And on the day Lemonade launched in NY, the company published the video below. Quoting Daniel Schreiber (35 seconds in) – “But making insurance instantaneous and delightful takes more than breakthrough technology – it takes a new way of doing business; one that’s less conflicted, insurance that’s a social good rather than just a necessary evil, and that takes new business models, new actuarial models, and new corporate structures.”

 

 

From an insurance company to a tech company doing insurance

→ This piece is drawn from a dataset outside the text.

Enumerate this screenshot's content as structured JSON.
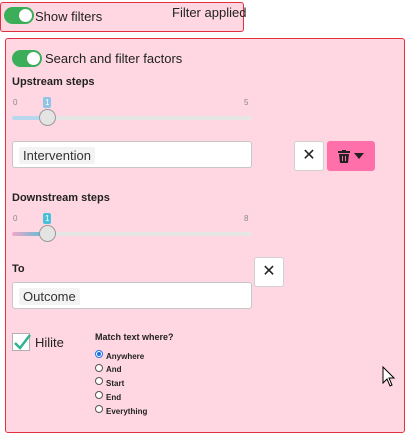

On Nov. 2016, Lemonade shared stats from the first 48 hours of their NY launch. In the post, Lemonade tells the world that they are “a tech company doing insurance, not an insurer doing an app.” In another blog post from Jan. 2017, Shai Wininger sheds some light about the nature of Lemonade: “Call it what you may (and we get it, P2P wasn’t a winner) but in a nutshell, Lemonade is a tech company doing insurance, and not an old insurance company with an app.” And for the sake of relevancy, this blog post from Jan. 2018 says it all: “Unlike traditional insurers, tech companies won’t make do with a global ‘loss ratio.’ They will monitor the loss ratio per device, browser, and advertising campaign. They will compare the loss ratio of people who press hard on the screen, to those who don’t; the loss ratio of those who bought insurance from home, to those who bought it on their commute; those who bought it at 4pm, to those who bought it at 2am. Not only will the machine answer all these questions, it will answer a myriad more we didn’t know to ask.”

 

Perception is king

I believe Lemonade will be acquired and their value will be determined by how potential buyers perceive them. If Lemonade will be perceived as an insurance company, their value will be determined by a combination of market share, premiums written, loss ratio, etc., just like a conventional insurance company. However, if Lemonade is perceived as a tech company, it will be harder to determine their value. But that’s not all. Lemonade’s PR strategy is great from a consumer perspective, but was problematic from an industry perspective. If an insurance company buys Lemonade – the insurance company – what does that say about their old, conflicted model? And if an insurance company buys Lemonade – the tech company – without changing their model, it would be like putting lipstick on a pig.

 

 

Hey SoftBank, can you introduce us to SoFi?

SoftBank, which led Lemonade’s $120M series C round also led SoFi’s $1B series E round. SoFi buying a stake in Lemonade makes perfect sense; both companies have a social mission and they are powered by tech. In the past, SoFi expressed their interest in insurance and they currently offer term life insurance by Protective. With Lemonade, SoFi will get the best tech-enabled insurance brand, over 100,000 policyholders and a whole lot of relevant data.

 

There’s an old saying that when life gives you lemons, you should make lemonade. Personally, I don’t think life gave Lemonade any lemons. They had a plan (P2P), they raised money, but then they had to come up with a different plan. Suddenly, the marathon turned into a sprint, and in sprints you can’t afford a slow start. Lemonade showed us what they can do in a short period of time, and before we can judge their performance, we need to decide on the nature of their company; insurance or tech.

 

So, back to that supermarket question – in what aisle would you expect to find Lemonade ?